The police took us on a winding backstreet route from Canning Circus to town but we still got to march along a short stretch of Parliament Street before we were stopped at the Speakers' Corner. Was this done by the police to prevent us joining up with the eighty or so Sneinton community campaigners protesting against the closure of the Victoria baths? It's hard to say but it would have been good to join forces in a common cause.
We heard a brief speech from a member of one of the affected community groups before Rowena Holland, the Conservative prospective parliamentary candidate for the Nottingham South constituency took the platform. Bizarrely there was a few minutes of waiting whilst she posed for photographers before she spoke. When announcing herself as the Tory candidate she received an audible hiss from some sections of the crowd. A banner raised behind Dr Holland said "I've never voted Tory before... but things might change." The Tory candidate's championing of this campaign seems rather cynical, in the run up to election, and in my mind is just an anti-Labour stunt. Certainly her fellow Tories across the river at County Hall have been slashing community provision with abandon so why we are to believe that Dr Holland will be any different is beyond me.
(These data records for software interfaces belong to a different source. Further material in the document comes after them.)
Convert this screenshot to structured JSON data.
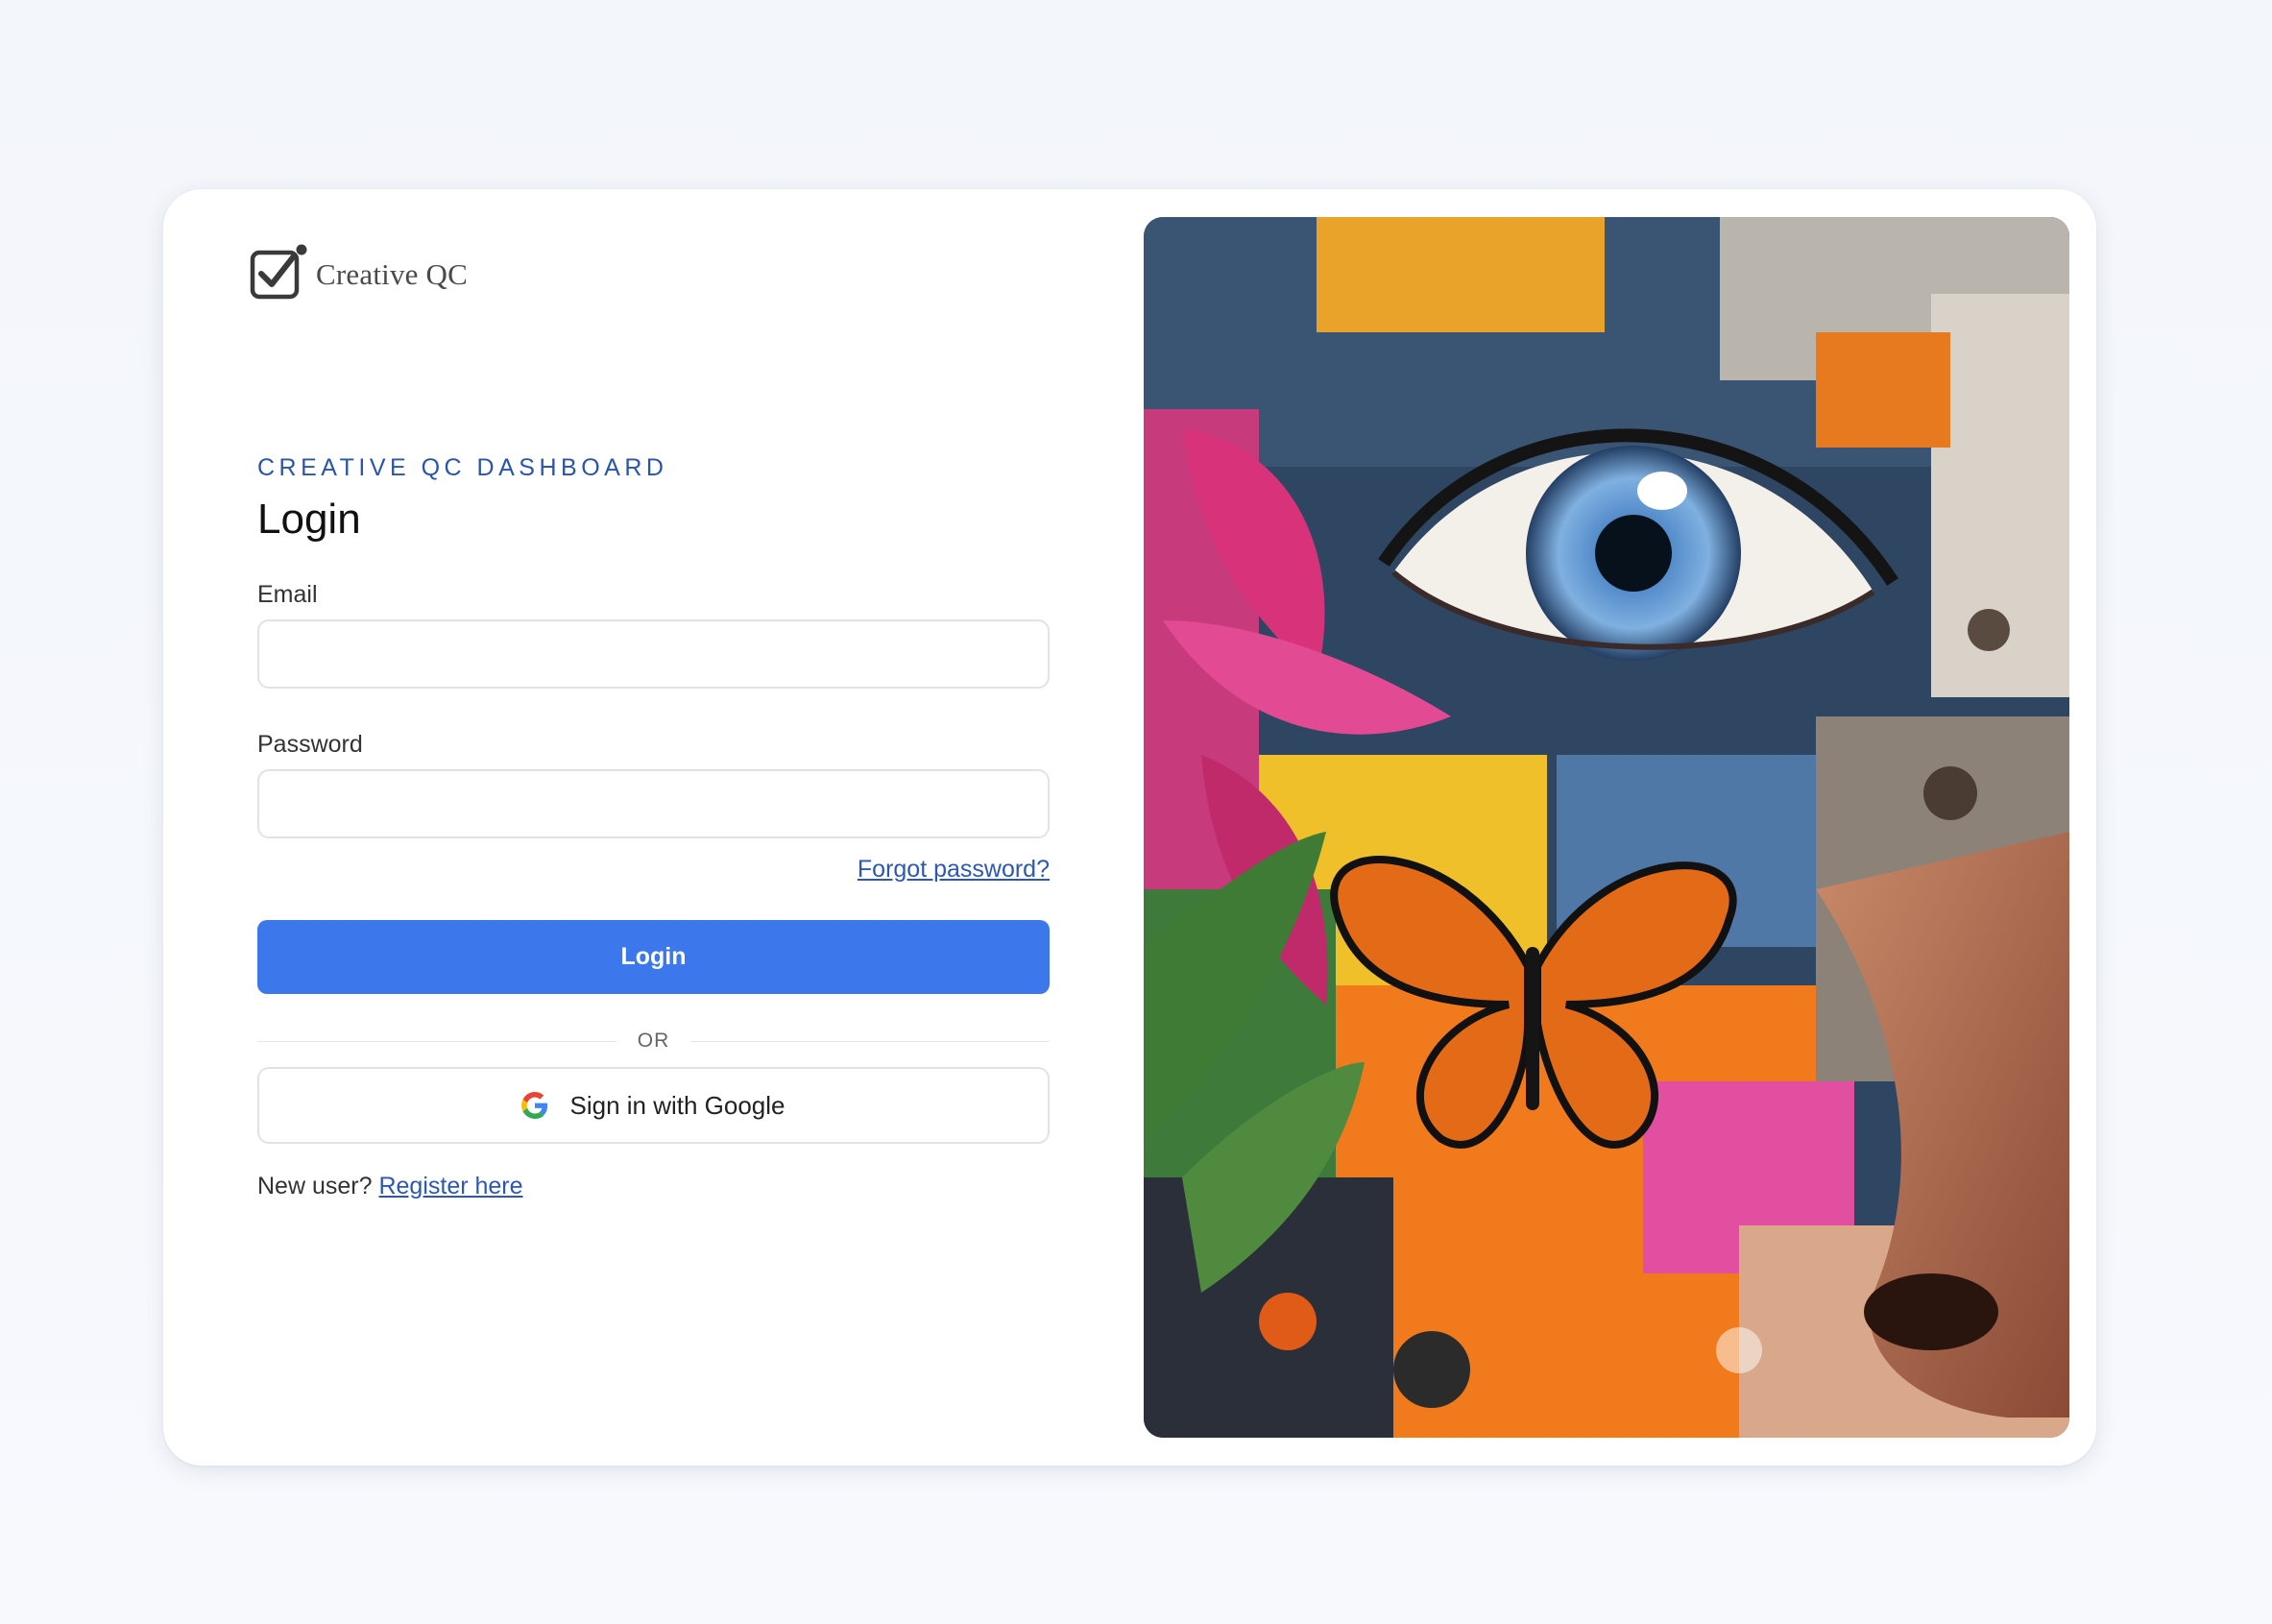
{
  "brand": {
    "name": "Creative QC",
    "logo_icon": "checkbox-check-icon"
  },
  "form": {
    "eyebrow": "CREATIVE QC DASHBOARD",
    "title": "Login",
    "email_label": "Email",
    "email_value": "",
    "password_label": "Password",
    "password_value": "",
    "forgot_password": "Forgot password?",
    "login_button": "Login",
    "divider_text": "OR",
    "google_button": "Sign in with Google",
    "google_icon": "google-g-icon",
    "new_user_text": "New user?",
    "register_link": "Register here"
  },
  "colors": {
    "accent": "#3c78ec",
    "eyebrow": "#2a55a8",
    "link": "#2c58b3",
    "background": "#f4f7fc"
  }
}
Unfortunately no one else spoke. I'm sure many of us would have liked to hear more from the community groups who have been treated in such a disgraceful way by the Council. I interviewed a few of those involved, including Joginder Singh of the Sikh Community and Youth Service (SCYS) and Nottingham Teaching College and a representative of the Hindu Youth Group. You can hear most of the speeches and the full interviews in the sound file (apologies for the poor quality in some places!)
Mr Singh said that the groups "have been treated as though we were parasites". When speaking about their imminent eviction he said "We found out purely by accident - they didn't even tell us". "The way they have treated us, it's as though we don't matter" he continued, "It seems to me that Jon Collins has more power than the Prime Minister".
Apparently, on Thursday the groups were offered the now vacant site of the Douglas Road Primary School to relocate to but according to Mr Singh this "is many times worse than what we've already got". He concluded "We've helped thousands and thousands of people for nothing - we're all volunteers. It's not fair."
When speaking about why his community was marching, the representative of the Hindu Youth Group said "We need to raise our voice to get justice done". He was also critical of Jon Collins saying that "he wasn't very positive in his work. He didn't show any concern about the issue."
After the speeches were over the group moved on to rally on the steps of the Council House.
People in Radford are very angry about the disrespectful and inconsiderate way their community centre is being treated. Jon Collins and the Labour-run City Council cannot just evict groups that are important to the community to balance the books - these centres are too important. Let's hope that the groups win their fight to stay.